The inability of Seattle’s City Council and Mayor Jenny Durkan to collaborate on police reform and solutions to homelessness is deeply troubling.

Seattle is in a precarious situation. Its economic success is less certain, violent crime is increasing, and the pandemic erased slow but steady gains on homelessness.

Progress the Seattle Police Department made under federal oversight over the last decade, and plans new Chief Adrian Diaz has for re-imagining the force, are now overshadowed by serious missteps during recent protests.

Seattle still has tremendous assets. It remains one of the world’s most beautiful and prosperous cities, home to progressive employers and a world-class workforce committed to positive change.

Moving forward demands professionalism and civility among council members and the mayor. It also requires deliberate and inclusive policymaking, informed by all parts of the community, not just special interests.

Here’s a framework to guide this period of critical civic work, which begins in earnest with the 2021 budget deliberations starting this week.

  • Restore safety and civility downtown and in neighborhoods.
  • Restore accountability. That includes accountability for groups that receive money from the city, and elected officials’ accountability for any harm that results if they take money from city programs.
  • Reinvent policing, thoughtfully and carefully.
  • Restoration of jobs, livability and the decimated retail sector.

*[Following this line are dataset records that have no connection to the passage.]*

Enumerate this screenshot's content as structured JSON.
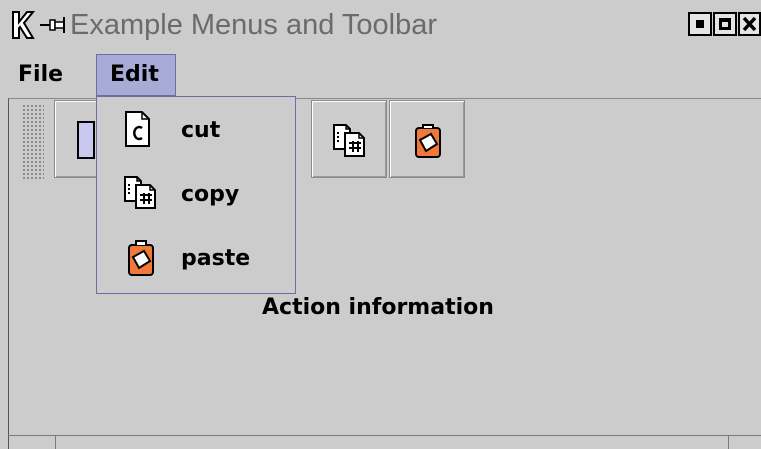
{
  "window": {
    "title": "Example Menus and Toolbar",
    "icons": [
      "kde-icon",
      "pin-icon"
    ],
    "controls": [
      "minimize-icon",
      "maximize-icon",
      "close-icon"
    ]
  },
  "menubar": {
    "file_label": "File",
    "edit_label": "Edit",
    "edit_selected": true
  },
  "edit_menu": {
    "items": [
      {
        "label": "cut",
        "icon": "cut-icon"
      },
      {
        "label": "copy",
        "icon": "copy-icon"
      },
      {
        "label": "paste",
        "icon": "paste-icon"
      }
    ]
  },
  "toolbar": {
    "buttons": [
      "cut-icon",
      "copy-icon",
      "paste-icon"
    ]
  },
  "content": {
    "action_info": "Action information"
  },
  "colors": {
    "background": "#cccccc",
    "menu_highlight": "#a7abd5",
    "menu_border": "#6b6fa5",
    "paste_orange": "#f07838"
  }
}
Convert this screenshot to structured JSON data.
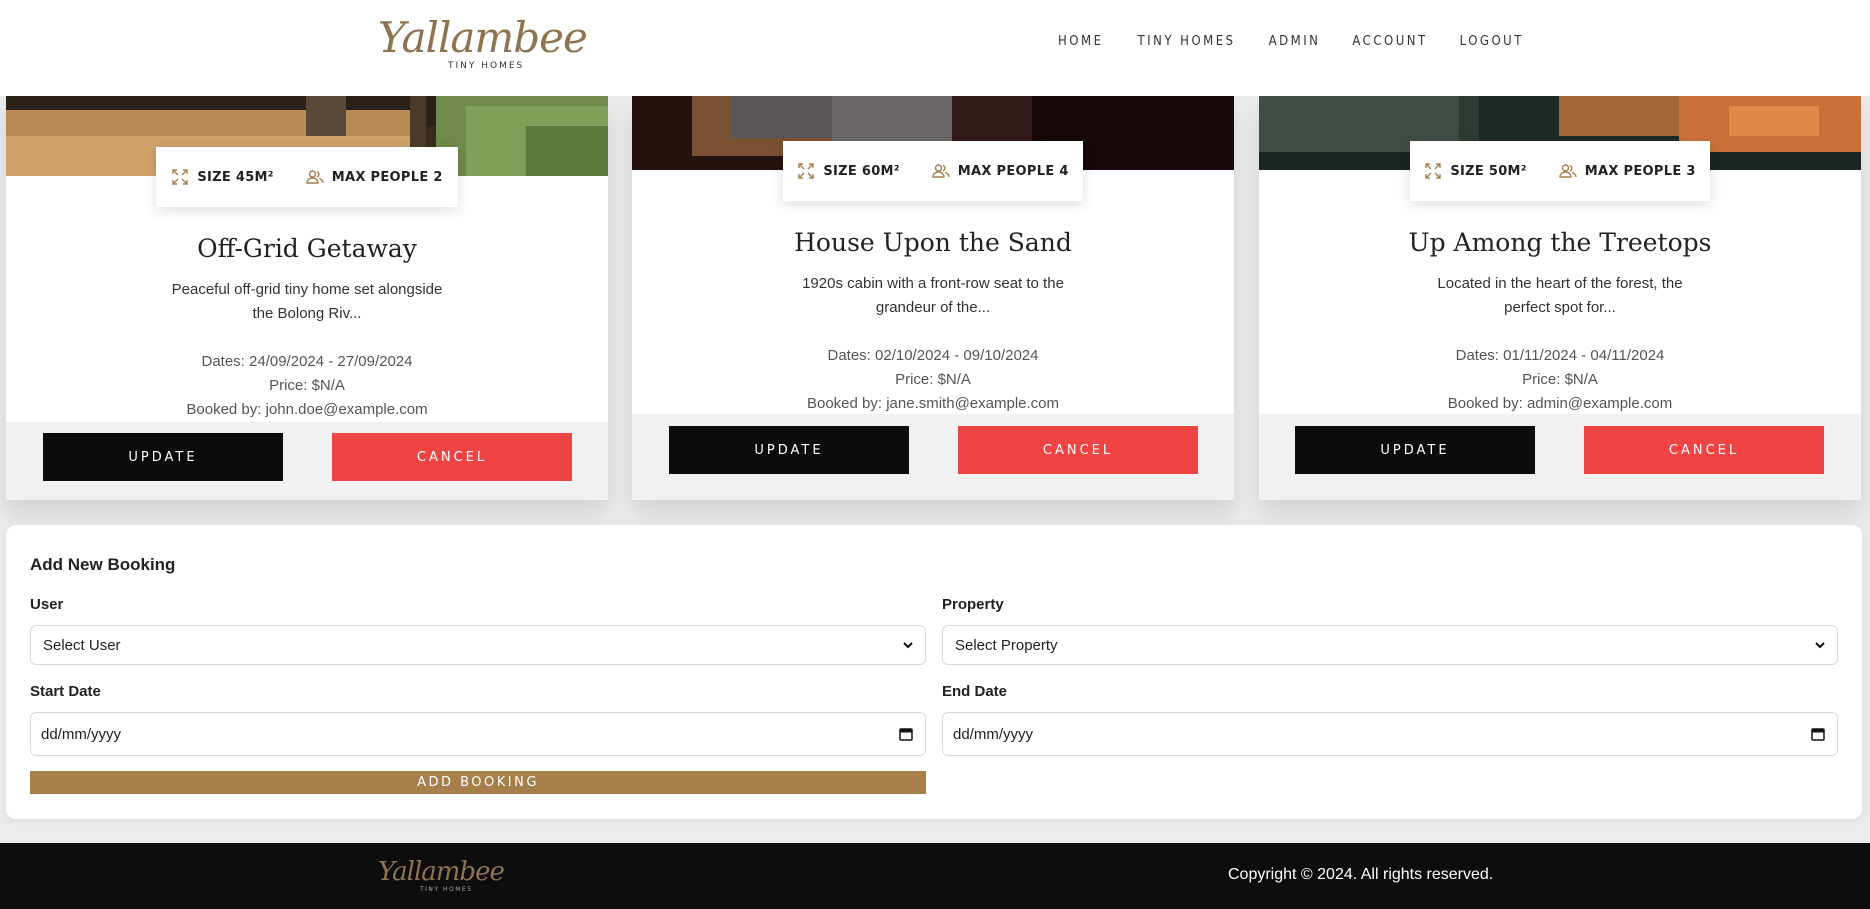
{
  "header": {
    "logo_script": "Yallambee",
    "logo_sub": "TINY HOMES",
    "nav": [
      "HOME",
      "TINY HOMES",
      "ADMIN",
      "ACCOUNT",
      "LOGOUT"
    ]
  },
  "cards": [
    {
      "size": "SIZE 45M²",
      "max_people": "MAX PEOPLE 2",
      "title": "Off-Grid Getaway",
      "description": "Peaceful off-grid tiny home set alongside the Bolong Riv...",
      "dates": "Dates: 24/09/2024 - 27/09/2024",
      "price": "Price: $N/A",
      "booked_by": "Booked by: john.doe@example.com",
      "update_label": "UPDATE",
      "cancel_label": "CANCEL"
    },
    {
      "size": "SIZE 60M²",
      "max_people": "MAX PEOPLE 4",
      "title": "House Upon the Sand",
      "description": "1920s cabin with a front-row seat to the grandeur of the...",
      "dates": "Dates: 02/10/2024 - 09/10/2024",
      "price": "Price: $N/A",
      "booked_by": "Booked by: jane.smith@example.com",
      "update_label": "UPDATE",
      "cancel_label": "CANCEL"
    },
    {
      "size": "SIZE 50M²",
      "max_people": "MAX PEOPLE 3",
      "title": "Up Among the Treetops",
      "description": "Located in the heart of the forest, the perfect spot for...",
      "dates": "Dates: 01/11/2024 - 04/11/2024",
      "price": "Price: $N/A",
      "booked_by": "Booked by: admin@example.com",
      "update_label": "UPDATE",
      "cancel_label": "CANCEL"
    }
  ],
  "form": {
    "title": "Add New Booking",
    "user_label": "User",
    "user_value": "Select User",
    "property_label": "Property",
    "property_value": "Select Property",
    "start_label": "Start Date",
    "start_value": "dd/mm/yyyy",
    "end_label": "End Date",
    "end_value": "dd/mm/yyyy",
    "submit_label": "ADD BOOKING"
  },
  "footer": {
    "logo_script": "Yallambee",
    "logo_sub": "TINY HOMES",
    "copyright": "Copyright © 2024. All rights reserved."
  },
  "colors": {
    "accent_gold": "#a67f4a",
    "cancel_red": "#ef4444",
    "dark": "#0c0c0c"
  }
}
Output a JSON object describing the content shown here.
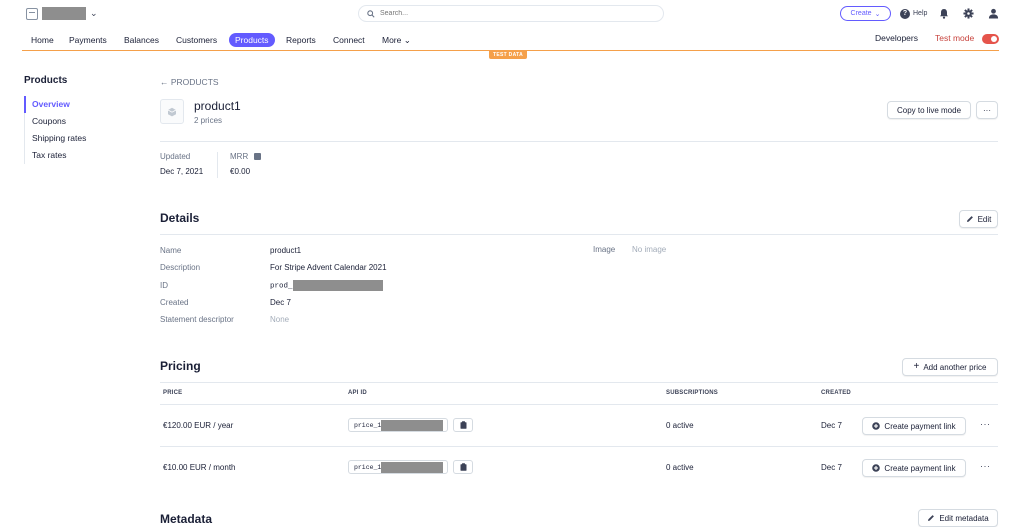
{
  "topbar": {
    "search_placeholder": "Search...",
    "create_label": "Create",
    "help_label": "Help"
  },
  "nav": {
    "items": [
      "Home",
      "Payments",
      "Balances",
      "Customers",
      "Products",
      "Reports",
      "Connect",
      "More"
    ],
    "active": "Products",
    "developers_label": "Developers",
    "test_mode_label": "Test mode",
    "test_data_badge": "TEST DATA",
    "test_mode_on": true,
    "accent_color": "#635bff",
    "test_color": "#f5a04a"
  },
  "sidebar": {
    "title": "Products",
    "items": [
      "Overview",
      "Coupons",
      "Shipping rates",
      "Tax rates"
    ],
    "active": "Overview"
  },
  "product": {
    "breadcrumb": "← PRODUCTS",
    "name": "product1",
    "prices_count": "2 prices",
    "copy_live_label": "Copy to live mode",
    "more_label": "···",
    "updated_label": "Updated",
    "updated_value": "Dec 7, 2021",
    "mrr_label": "MRR",
    "mrr_value": "€0.00"
  },
  "details": {
    "title": "Details",
    "edit_label": "Edit",
    "name_label": "Name",
    "name_value": "product1",
    "description_label": "Description",
    "description_value": "For Stripe Advent Calendar 2021",
    "id_label": "ID",
    "id_value": "prod_",
    "created_label": "Created",
    "created_value": "Dec 7",
    "statement_label": "Statement descriptor",
    "statement_value": "None",
    "image_label": "Image",
    "image_value": "No image"
  },
  "pricing": {
    "title": "Pricing",
    "add_price_label": "Add another price",
    "columns": [
      "PRICE",
      "API ID",
      "SUBSCRIPTIONS",
      "CREATED"
    ],
    "rows": [
      {
        "price": "€120.00 EUR / year",
        "api_id": "price_1",
        "subscriptions": "0 active",
        "created": "Dec 7",
        "link_label": "Create payment link",
        "more": "···"
      },
      {
        "price": "€10.00 EUR / month",
        "api_id": "price_1",
        "subscriptions": "0 active",
        "created": "Dec 7",
        "link_label": "Create payment link",
        "more": "···"
      }
    ]
  },
  "metadata": {
    "title": "Metadata",
    "edit_label": "Edit metadata"
  }
}
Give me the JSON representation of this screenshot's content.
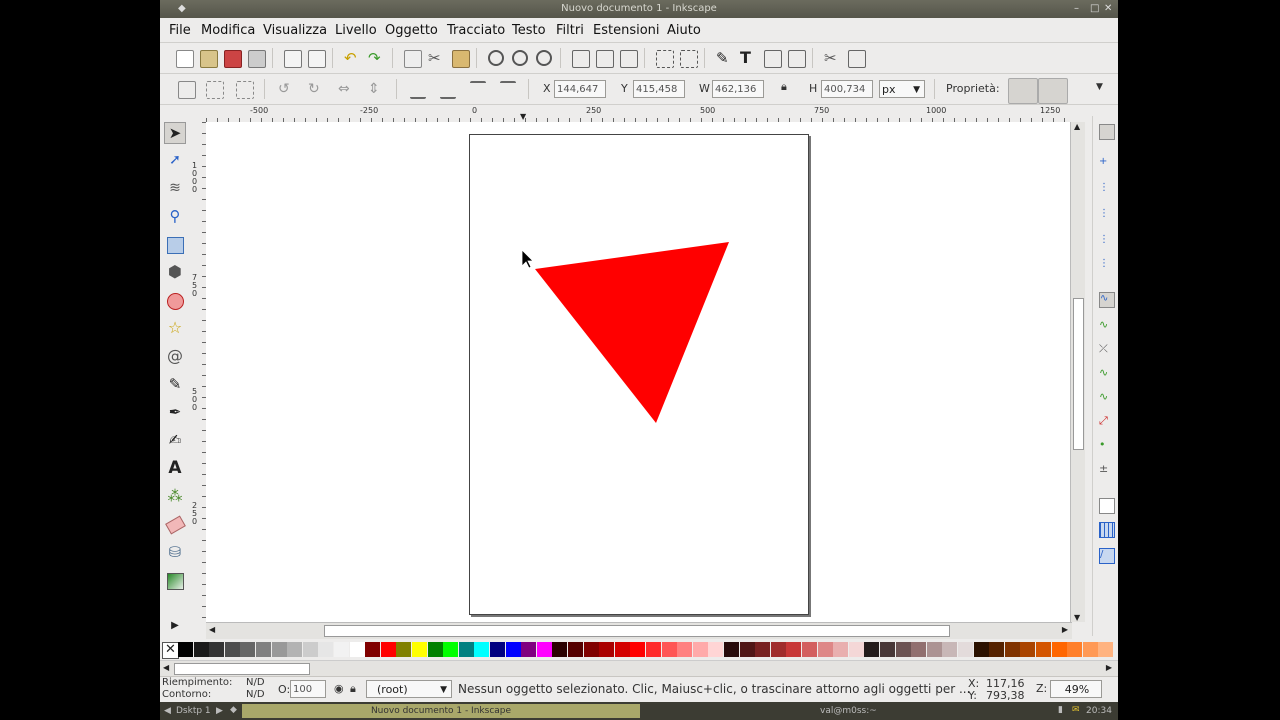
{
  "window": {
    "title": "Nuovo documento 1 - Inkscape"
  },
  "menu": [
    "File",
    "Modifica",
    "Visualizza",
    "Livello",
    "Oggetto",
    "Tracciato",
    "Testo",
    "Filtri",
    "Estensioni",
    "Aiuto"
  ],
  "toolbar2": {
    "x_label": "X",
    "x_value": "144,647",
    "y_label": "Y",
    "y_value": "415,458",
    "w_label": "W",
    "w_value": "462,136",
    "h_label": "H",
    "h_value": "400,734",
    "unit": "px",
    "props_label": "Proprietà:"
  },
  "ruler": {
    "h_ticks": [
      "-500",
      "-250",
      "0",
      "250",
      "500",
      "750",
      "1000",
      "1250"
    ],
    "v_ticks": [
      "1000",
      "750",
      "500",
      "250"
    ]
  },
  "canvas": {
    "shape_color": "#ff0000"
  },
  "palette": {
    "colors": [
      "#000000",
      "#1a1a1a",
      "#333333",
      "#4d4d4d",
      "#666666",
      "#808080",
      "#999999",
      "#b3b3b3",
      "#cccccc",
      "#e6e6e6",
      "#f2f2f2",
      "#ffffff",
      "#800000",
      "#ff0000",
      "#808000",
      "#ffff00",
      "#008000",
      "#00ff00",
      "#008080",
      "#00ffff",
      "#000080",
      "#0000ff",
      "#800080",
      "#ff00ff",
      "#2b0000",
      "#550000",
      "#800000",
      "#aa0000",
      "#d40000",
      "#ff0000",
      "#ff2a2a",
      "#ff5555",
      "#ff8080",
      "#ffaaaa",
      "#ffd5d5",
      "#280b0b",
      "#501616",
      "#782121",
      "#a02c2c",
      "#c83737",
      "#d35f5f",
      "#de8787",
      "#e9afaf",
      "#f4d7d7",
      "#241c1c",
      "#483737",
      "#6c5353",
      "#916f6f",
      "#ac9393",
      "#c8b7b7",
      "#e3dbdb",
      "#2b1100",
      "#552200",
      "#803300",
      "#aa4400",
      "#d45500",
      "#ff6600",
      "#ff7f2a",
      "#ff9955",
      "#ffb380"
    ]
  },
  "status": {
    "fill_label": "Riempimento:",
    "fill_value": "N/D",
    "stroke_label": "Contorno:",
    "stroke_value": "N/D",
    "opacity_label": "O:",
    "opacity_value": "100",
    "layer": "(root)",
    "message": "Nessun oggetto selezionato. Clic, Maiusc+clic, o trascinare attorno agli oggetti per ...",
    "x_label": "X:",
    "x_value": "117,16",
    "y_label": "Y:",
    "y_value": "793,38",
    "zoom_label": "Z:",
    "zoom_value": "49%"
  },
  "taskbar": {
    "desktop": "Dsktp 1",
    "task": "Nuovo documento 1 - Inkscape",
    "user": "val@m0ss:~",
    "clock": "20:34"
  }
}
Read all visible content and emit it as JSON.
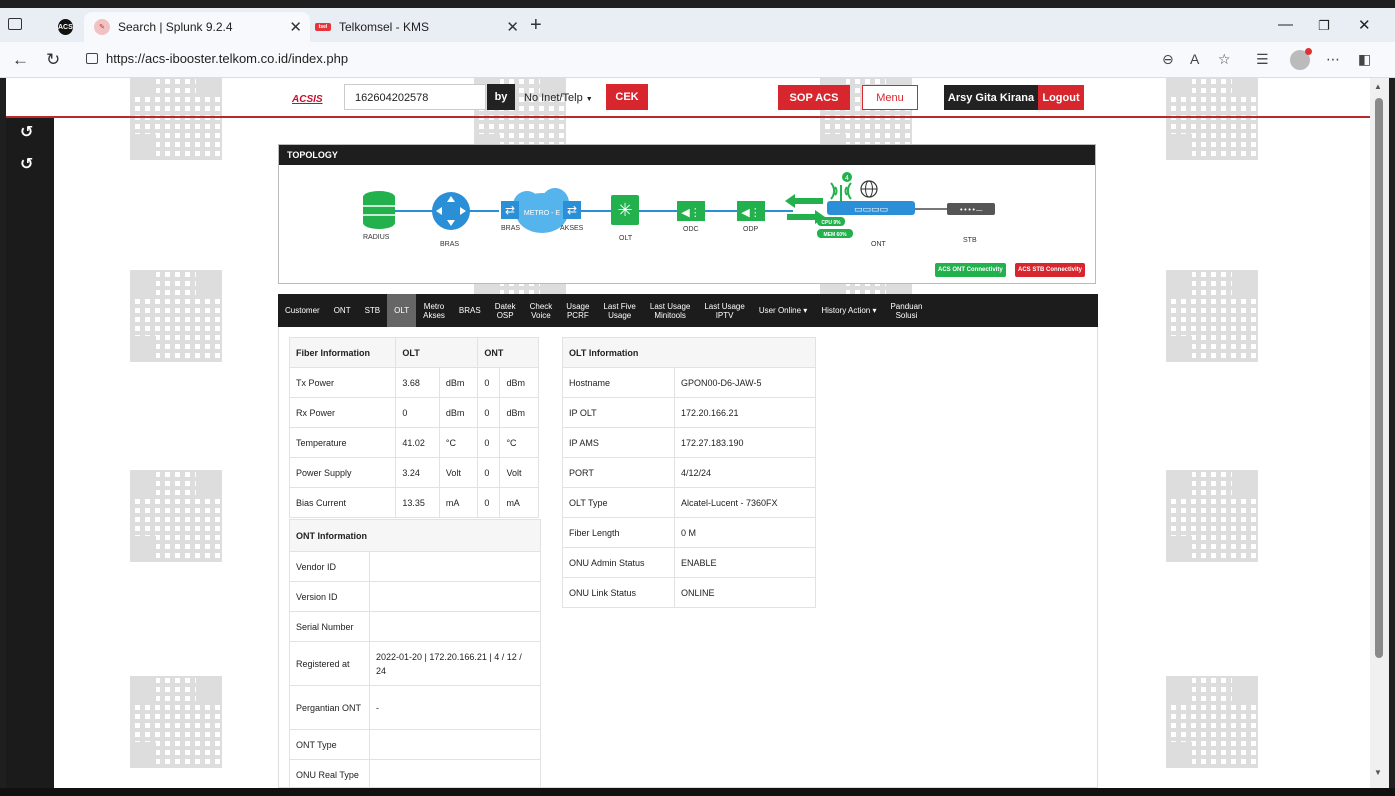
{
  "browser": {
    "tabs": [
      {
        "title": "Search | Splunk 9.2.4",
        "active": true
      },
      {
        "title": "Telkomsel - KMS",
        "active": false
      }
    ],
    "url": "https://acs-ibooster.telkom.co.id/index.php"
  },
  "header": {
    "logo": "ACSIS",
    "search_value": "162604202578",
    "by_label": "by",
    "search_type": "No Inet/Telp",
    "cek_label": "CEK",
    "sop_label": "SOP ACS",
    "menu_label": "Menu",
    "user_name": "Arsy Gita Kirana",
    "logout_label": "Logout"
  },
  "topology": {
    "title": "TOPOLOGY",
    "nodes": [
      "RADIUS",
      "BRAS",
      "BRAS",
      "AKSES",
      "OLT",
      "ODC",
      "ODP",
      "ONT",
      "STB"
    ],
    "cloud_label": "METRO - E",
    "cpu_label": "CPU 9%",
    "mem_label": "MEM 60%",
    "wifi_count": "4",
    "acs_ont": "ACS ONT Connectivity",
    "acs_stb": "ACS STB Connectivity",
    "colors": {
      "blue": "#2a8fd6",
      "green": "#22b14c",
      "red": "#d8262e"
    }
  },
  "tabs": [
    "Customer",
    "ONT",
    "STB",
    "OLT",
    "Metro\nAkses",
    "BRAS",
    "Datek\nOSP",
    "Check\nVoice",
    "Usage\nPCRF",
    "Last Five\nUsage",
    "Last Usage\nMinitools",
    "Last Usage\nIPTV",
    "User Online ▾",
    "History Action ▾",
    "Panduan\nSolusi"
  ],
  "active_tab": "OLT",
  "fiber": {
    "headers": [
      "Fiber Information",
      "OLT",
      "ONT"
    ],
    "rows": [
      {
        "label": "Tx Power",
        "olt": "3.68",
        "olt_unit": "dBm",
        "ont": "0",
        "ont_unit": "dBm"
      },
      {
        "label": "Rx Power",
        "olt": "0",
        "olt_unit": "dBm",
        "ont": "0",
        "ont_unit": "dBm"
      },
      {
        "label": "Temperature",
        "olt": "41.02",
        "olt_unit": "°C",
        "ont": "0",
        "ont_unit": "°C"
      },
      {
        "label": "Power Supply",
        "olt": "3.24",
        "olt_unit": "Volt",
        "ont": "0",
        "ont_unit": "Volt"
      },
      {
        "label": "Bias Current",
        "olt": "13.35",
        "olt_unit": "mA",
        "ont": "0",
        "ont_unit": "mA"
      }
    ]
  },
  "olt_info": {
    "header": "OLT Information",
    "rows": [
      {
        "label": "Hostname",
        "value": "GPON00-D6-JAW-5"
      },
      {
        "label": "IP OLT",
        "value": "172.20.166.21"
      },
      {
        "label": "IP AMS",
        "value": "172.27.183.190"
      },
      {
        "label": "PORT",
        "value": "4/12/24"
      },
      {
        "label": "OLT Type",
        "value": "Alcatel-Lucent - 7360FX"
      },
      {
        "label": "Fiber Length",
        "value": "0 M"
      },
      {
        "label": "ONU Admin Status",
        "value": "ENABLE"
      },
      {
        "label": "ONU Link Status",
        "value": "ONLINE"
      }
    ]
  },
  "ont_info": {
    "header": "ONT Information",
    "rows": [
      {
        "label": "Vendor ID",
        "value": ""
      },
      {
        "label": "Version ID",
        "value": ""
      },
      {
        "label": "Serial Number",
        "value": ""
      },
      {
        "label": "Registered at",
        "value": "2022-01-20 | 172.20.166.21 | 4 / 12 / 24"
      },
      {
        "label": "Pergantian ONT",
        "value": "-"
      },
      {
        "label": "ONT Type",
        "value": ""
      },
      {
        "label": "ONU Real Type",
        "value": ""
      }
    ]
  }
}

Unions, particularly the Seattle Police Officers Guild, need to be cooperative partners in this work.

This editorial board will write repeatedly about these themes as Seattle moves toward recovery from the pandemic and economic crisis, and toward a future with a less biased and more equitable criminal justice system.

Things are off to a rocky start, judging from last week’s show of City Hall dysfunction.

On Tuesday, the council refused to negotiate legislation that will slash salaries of police leadership and force layoffs of a new, diverse class of recruits.

Those punitive policy changes prompted the resignation of Carmen Best, the city’s first Black female police chief, and vetoes by Durkan that paused the legislation last month.

Instead of using that pause to refine its proposals and include input from more than a few activist groups, the Council wouldn’t budge and overrode the vetoes.


The council also affirmed legislation borrowing $14 million from other city services so it can give the money to nonprofits exploring public-safety options. It also took $3 million from its rainy-day fund to give to an unspecified community group to do research into safety issues.

While the council left most of the police budget intact for now, it defunded an innovative program, the Navigation Team, that pairs police and social workers to address dangerous and problematic homeless encampments.

Durkan said that decision will have a direct and clear impact if it takes effect: “People will see an increase in visible homeless.”

The mayor said it’s ironic that several council members who voted to cut the Navigation Team were simultaneously asking for assistance removing encampments in their districts. She declined to name them.

Disagreements over how much law enforcement is needed also marked last year’s budget debate.

Despite a rash of crime by repeat offenders, Council President M. Lorena González and others pushed back on new approaches suggested by Durkan and a regional task force convened to address the problem.


At least 100 prolific offenders, mostly homeless with drug problems, repeatedly cycle through the criminal-justice system with scant improvement or consequence for harm they cause others.

One of Durkan’s proposals was a new probation model, with counselors trained in trauma and offering reduced sentences if offenders received drug treatment.

That pilot program was cut by González during budgeting last fall. She favored giving more money to an existing diversion program, even though judges testified that something new was needed for a small group of offenders for whom existing programs didn’t work.

A poster case for this systemic failure was Travis Berge, who was booked into jail 47 times between 2013 and 2019. Among the reasons he was arrested: attempting to rape a woman sleeping in a Capitol Hill doorway in 2015.

Berge skipped treatment ordered by the courts and refused offers of shelter, so his situation was not for want of housing or social services.

A year after González and the council defunded the enhanced probation program, Seattle still hasn’t figured out how to adequately handle such prolific offenders and reduce the substantial harm they cause themselves and others.


Berge remained a troubled menace until Sept. 16, a week before the council once again voted to cut law enforcement funding and give more to nonprofits.

That’s the day Berge is suspected of killing a woman he’d been squatting with at Cal Anderson Park. He was found dead in a tank of bleach at the park.

Some fault lies with the state and federal governments, which must do more for those with drug and mental-health issues.

Meanwhile, Seattle must find ways to improve both law enforcement and behavioral health services, without compromising public safety.

Solving that long-standing puzzle will be even harder now that its politics are blended with the urgent, renewed effort to end racist policing and excessive police force.

This is critically important policymaking and an opportunity for Seattle to innovate and lead, if its elected leaders are collaborative, deliberate, realistic and inclusive.

Berge’s horrible death and the murder of his friend are just the latest tragic reminder of what’s at stake.